With over 350 brands on the site, one might presume it would be difficult to find products made by people from marginalized communities. Thanks to Bubble’s setup, that isn't the case at all: You can search for demographics like AAPI or Black food producers as easily as you can for keto snacks, vegan sauces, or pet food. I was able to try a range of the offerings on the site, and I was particularly grateful Bubble gave a bigger platform to the brand stories that felt especially important.
The Stand-Out Food Brands
Moonshot Climate Friendly Crackers are made with “stone-milled, regeneratively-grown Edison wheat" and available in three flavors. The brand founded by Julia Collins, a Black woman, is carbon neutral as well as Kosher. Edison wheat is a single variety crop that was bred for the climate of the Pacific Northwest. It’s grown and milled in Oregon, and due to the slow milling process, retains more nutrients than other white wheat flour. Beyond their climate friendly ingredients and production, Julia Collins educates other companies about how to do better for the environment through her platform Planet FWD.

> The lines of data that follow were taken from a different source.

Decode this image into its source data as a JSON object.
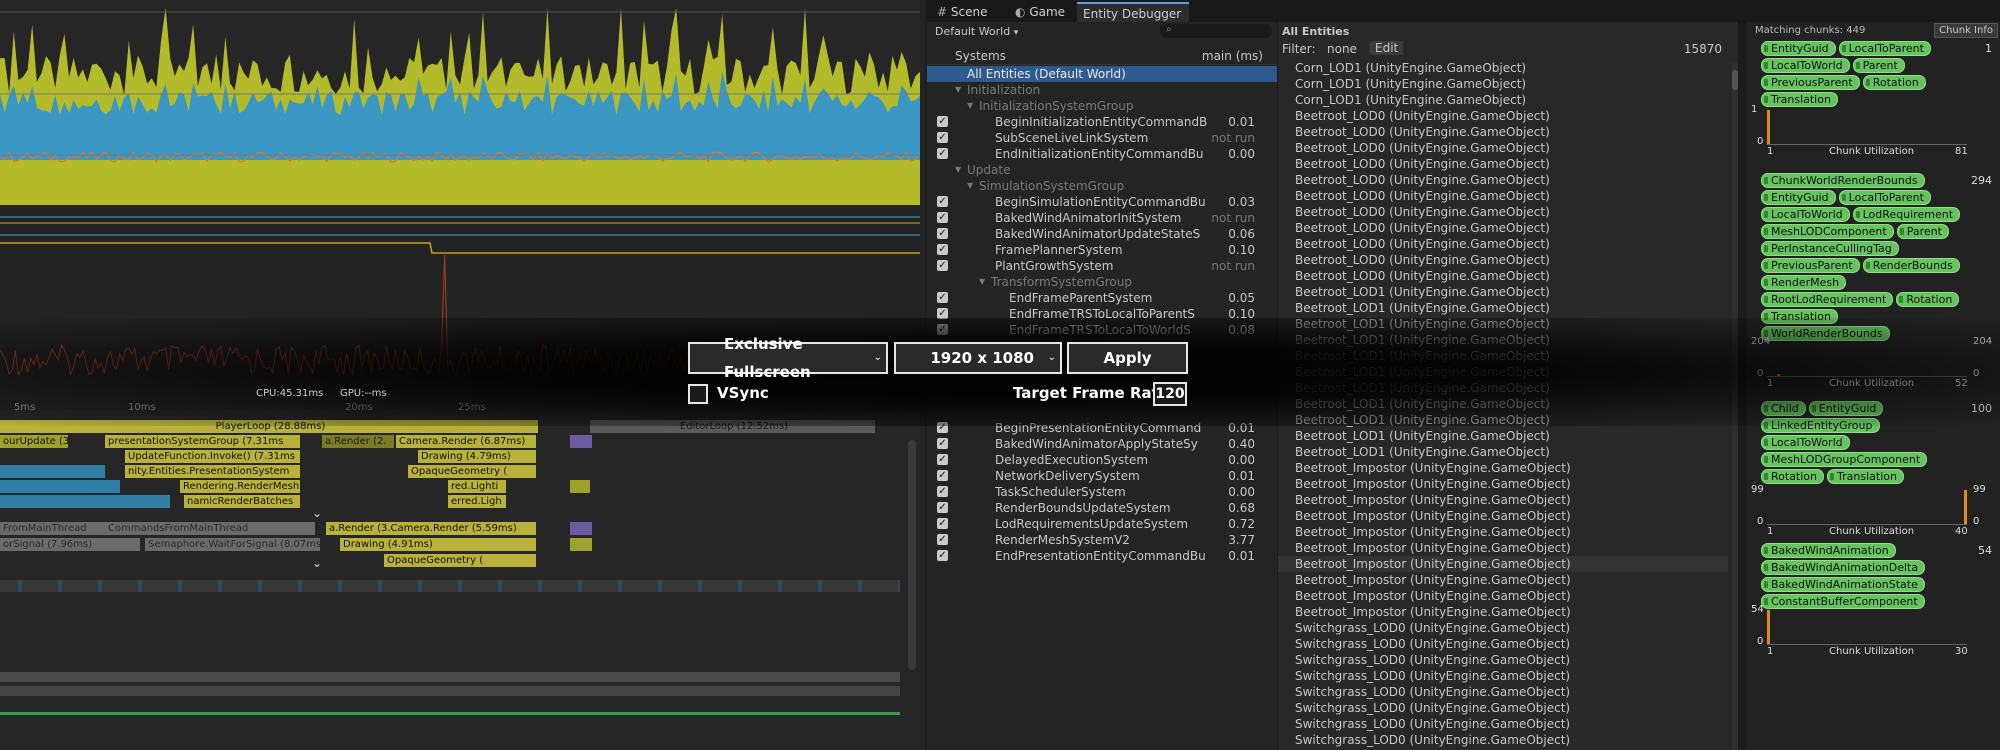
{
  "profiler": {
    "cpu_label": "CPU:45.31ms",
    "gpu_label": "GPU:--ms",
    "ms_markers": [
      "5ms",
      "10ms",
      "20ms",
      "25ms"
    ],
    "rows": [
      "PlayerLoop (28.88ms)",
      "EditorLoop (12.52ms)",
      "ourUpdate (3.",
      "presentationSystemGroup (7.31ms",
      "a.Render (2.",
      "Camera.Render (6.87ms)",
      "UpdateFunction.Invoke() (7.31ms",
      "Drawing (4.79ms)",
      "nity.Entities.PresentationSystem",
      "OpaqueGeometry (",
      "Rendering.RenderMesh",
      "red.Lighti",
      "namicRenderBatches",
      "erred.Ligh",
      "FromMainThread",
      "CommandsFromMainThread",
      "a.Render (3.Camera.Render (5.59ms)",
      "orSignal (7.96ms)",
      "Semaphore.WaitForSignal (8.07ms)",
      "Drawing (4.91ms)",
      "OpaqueGeometry ("
    ]
  },
  "dialog": {
    "mode_label": "Exclusive Fullscreen",
    "resolution_label": "1920 x 1080",
    "apply_label": "Apply",
    "vsync_label": "VSync",
    "target_label": "Target Frame Rate",
    "target_value": "120"
  },
  "tabs": [
    {
      "label": "Scene",
      "icon": "hash-icon"
    },
    {
      "label": "Game",
      "icon": "game-icon"
    },
    {
      "label": "Entity Debugger",
      "icon": ""
    }
  ],
  "systems": {
    "world_dropdown": "Default World",
    "header_label": "Systems",
    "header_time": "main (ms)",
    "rows": [
      {
        "name": "All Entities (Default World)",
        "time": "",
        "indent": 0,
        "check": false,
        "selected": true
      },
      {
        "name": "Initialization",
        "time": "",
        "indent": 1,
        "check": false,
        "group": true
      },
      {
        "name": "InitializationSystemGroup",
        "time": "",
        "indent": 2,
        "check": false,
        "group": true
      },
      {
        "name": "BeginInitializationEntityCommandB",
        "time": "0.01",
        "indent": 3,
        "check": true
      },
      {
        "name": "SubSceneLiveLinkSystem",
        "time": "not run",
        "indent": 3,
        "check": true
      },
      {
        "name": "EndInitializationEntityCommandBu",
        "time": "0.00",
        "indent": 3,
        "check": true
      },
      {
        "name": "Update",
        "time": "",
        "indent": 1,
        "check": false,
        "group": true
      },
      {
        "name": "SimulationSystemGroup",
        "time": "",
        "indent": 2,
        "check": false,
        "group": true
      },
      {
        "name": "BeginSimulationEntityCommandBu",
        "time": "0.03",
        "indent": 3,
        "check": true
      },
      {
        "name": "BakedWindAnimatorInitSystem",
        "time": "not run",
        "indent": 3,
        "check": true
      },
      {
        "name": "BakedWindAnimatorUpdateStateS",
        "time": "0.06",
        "indent": 3,
        "check": true
      },
      {
        "name": "FramePlannerSystem",
        "time": "0.10",
        "indent": 3,
        "check": true
      },
      {
        "name": "PlantGrowthSystem",
        "time": "not run",
        "indent": 3,
        "check": true
      },
      {
        "name": "TransformSystemGroup",
        "time": "",
        "indent": 3,
        "check": false,
        "group": true
      },
      {
        "name": "EndFrameParentSystem",
        "time": "0.05",
        "indent": 4,
        "check": true
      },
      {
        "name": "EndFrameTRSToLocalToParentS",
        "time": "0.10",
        "indent": 4,
        "check": true
      },
      {
        "name": "EndFrameTRSToLocalToWorldS",
        "time": "0.08",
        "indent": 4,
        "check": true
      }
    ],
    "rows_bottom": [
      {
        "name": "BeginPresentationEntityCommand",
        "time": "0.01"
      },
      {
        "name": "BakedWindAnimatorApplyStateSy",
        "time": "0.40"
      },
      {
        "name": "DelayedExecutionSystem",
        "time": "0.00"
      },
      {
        "name": "NetworkDeliverySystem",
        "time": "0.01"
      },
      {
        "name": "TaskSchedulerSystem",
        "time": "0.00"
      },
      {
        "name": "RenderBoundsUpdateSystem",
        "time": "0.68"
      },
      {
        "name": "LodRequirementsUpdateSystem",
        "time": "0.72"
      },
      {
        "name": "RenderMeshSystemV2",
        "time": "3.77"
      },
      {
        "name": "EndPresentationEntityCommandBu",
        "time": "0.01"
      }
    ]
  },
  "entities": {
    "header": "All Entities",
    "filter_label": "Filter:",
    "filter_value": "none",
    "edit_label": "Edit",
    "count": "15870",
    "rows": [
      "Corn_LOD1 (UnityEngine.GameObject)",
      "Corn_LOD1 (UnityEngine.GameObject)",
      "Corn_LOD1 (UnityEngine.GameObject)",
      "Beetroot_LOD0 (UnityEngine.GameObject)",
      "Beetroot_LOD0 (UnityEngine.GameObject)",
      "Beetroot_LOD0 (UnityEngine.GameObject)",
      "Beetroot_LOD0 (UnityEngine.GameObject)",
      "Beetroot_LOD0 (UnityEngine.GameObject)",
      "Beetroot_LOD0 (UnityEngine.GameObject)",
      "Beetroot_LOD0 (UnityEngine.GameObject)",
      "Beetroot_LOD0 (UnityEngine.GameObject)",
      "Beetroot_LOD0 (UnityEngine.GameObject)",
      "Beetroot_LOD0 (UnityEngine.GameObject)",
      "Beetroot_LOD0 (UnityEngine.GameObject)",
      "Beetroot_LOD1 (UnityEngine.GameObject)",
      "Beetroot_LOD1 (UnityEngine.GameObject)",
      "Beetroot_LOD1 (UnityEngine.GameObject)",
      "Beetroot_LOD1 (UnityEngine.GameObject)",
      "Beetroot_LOD1 (UnityEngine.GameObject)",
      "Beetroot_LOD1 (UnityEngine.GameObject)",
      "Beetroot_LOD1 (UnityEngine.GameObject)",
      "Beetroot_LOD1 (UnityEngine.GameObject)",
      "Beetroot_LOD1 (UnityEngine.GameObject)",
      "Beetroot_LOD1 (UnityEngine.GameObject)",
      "Beetroot_LOD1 (UnityEngine.GameObject)",
      "Beetroot_Impostor (UnityEngine.GameObject)",
      "Beetroot_Impostor (UnityEngine.GameObject)",
      "Beetroot_Impostor (UnityEngine.GameObject)",
      "Beetroot_Impostor (UnityEngine.GameObject)",
      "Beetroot_Impostor (UnityEngine.GameObject)",
      "Beetroot_Impostor (UnityEngine.GameObject)",
      "Beetroot_Impostor (UnityEngine.GameObject)",
      "Beetroot_Impostor (UnityEngine.GameObject)",
      "Beetroot_Impostor (UnityEngine.GameObject)",
      "Beetroot_Impostor (UnityEngine.GameObject)",
      "Switchgrass_LOD0 (UnityEngine.GameObject)",
      "Switchgrass_LOD0 (UnityEngine.GameObject)",
      "Switchgrass_LOD0 (UnityEngine.GameObject)",
      "Switchgrass_LOD0 (UnityEngine.GameObject)",
      "Switchgrass_LOD0 (UnityEngine.GameObject)",
      "Switchgrass_LOD0 (UnityEngine.GameObject)",
      "Switchgrass_LOD0 (UnityEngine.GameObject)",
      "Switchgrass_LOD0 (UnityEngine.GameObject)",
      "Switchgrass_LOD0 (UnityEngine.GameObject)"
    ]
  },
  "chunk_info": {
    "matching_label": "Matching chunks: 449",
    "button_label": "Chunk Info",
    "groups": [
      {
        "components": [
          "EntityGuid",
          "LocalToParent",
          "LocalToWorld",
          "Parent",
          "PreviousParent",
          "Rotation",
          "Translation"
        ],
        "count": "1",
        "y_max": "1",
        "y_min": "0",
        "x_min": "1",
        "x_max": "81",
        "right_max": "",
        "right_min": "",
        "util_label": "Chunk Utilization"
      },
      {
        "components": [
          "ChunkWorldRenderBounds",
          "EntityGuid",
          "LocalToParent",
          "LocalToWorld",
          "LodRequirement",
          "MeshLODComponent",
          "Parent",
          "PerInstanceCullingTag",
          "PreviousParent",
          "RenderBounds",
          "RenderMesh",
          "RootLodRequirement",
          "Rotation",
          "Translation",
          "WorldRenderBounds"
        ],
        "count": "294",
        "y_max": "204",
        "y_min": "0",
        "x_min": "1",
        "x_max": "52",
        "right_max": "204",
        "right_min": "0",
        "util_label": "Chunk Utilization"
      },
      {
        "components": [
          "Child",
          "EntityGuid",
          "LinkedEntityGroup",
          "LocalToWorld",
          "MeshLODGroupComponent",
          "Rotation",
          "Translation"
        ],
        "count": "100",
        "y_max": "99",
        "y_min": "0",
        "x_min": "1",
        "x_max": "40",
        "right_max": "99",
        "right_min": "0",
        "util_label": "Chunk Utilization"
      },
      {
        "components": [
          "BakedWindAnimation",
          "BakedWindAnimationDelta",
          "BakedWindAnimationState",
          "ConstantBufferComponent"
        ],
        "count": "54",
        "y_max": "54",
        "y_min": "0",
        "x_min": "1",
        "x_max": "30",
        "right_max": "",
        "right_min": "",
        "util_label": "Chunk Utilization"
      }
    ]
  },
  "colors": {
    "accent": "#2f5a8e",
    "pill": "#66c35f",
    "bar_orange": "#e08a1e"
  }
}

For chocolate fans—and really, who isn’t a chocolate fan?—POC-owned Elements Truffles utilize Ayurvedic ingredients like turmeric and ginger in their dark chocolate bars. Founded by a former Wall Street trader, the brand's initial goal was "to create a line of chocolates that are not only healthy and tasty but also integrated this beautiful science that focuses on bringing balance and simplicity in lifestyle." Elements donates 25% of profits to "supporting the wholesome education of underprivileged children in tribal areas of India."
The Home and Body Goods
In addition to food, Bubble carries vitamins, supplements, and home and body goods. Adaptogens are a particularly risky set of ingredients when it comes to sustainable and ethical sourcing. WOC-founded Peak And Valley makes adaptogen blends in glass containers and rely on sustainable farming practices. Founder and CEO Nadine Joseph is a neuroscientist, ensuring an effective quantity of each ingredient in their products.
The Shipping Practices
Because Bubble is a commerce site and not a warehouse, when you order multiple brands together you’ll notice that the items ship separately. Expect a shipment for each company you order from, and a separate shipment notification for each. My experience was that all companies shipped quickly, within a day or two of my order, and arrived within the week.
The Bottom Line
There’s truly something for everyone on Bubble. Whether you’re looking for a gift, stocking your pantry, or searching for a natural hand sanitizer, you have an opportunity to support sustainable goods made by people who wouldn't otherwise have found a large platform. And perusing food online, a fun task to begin with, feels even better when you’re supporting diversity, climate protection, and independent businesses.
Ahmed R, Parmar V, Amin M. Impact of product packaging on consumer’s buying behavior. European Journal of Scientific Research. 2014;120(2).
Pacifici S. The Organic Watergate. Cornucopia Institute; 2012.
Bureau UC. ABS release provides data on minority and women-owned businesses. The United States Census Bureau. Published May 19, 2020.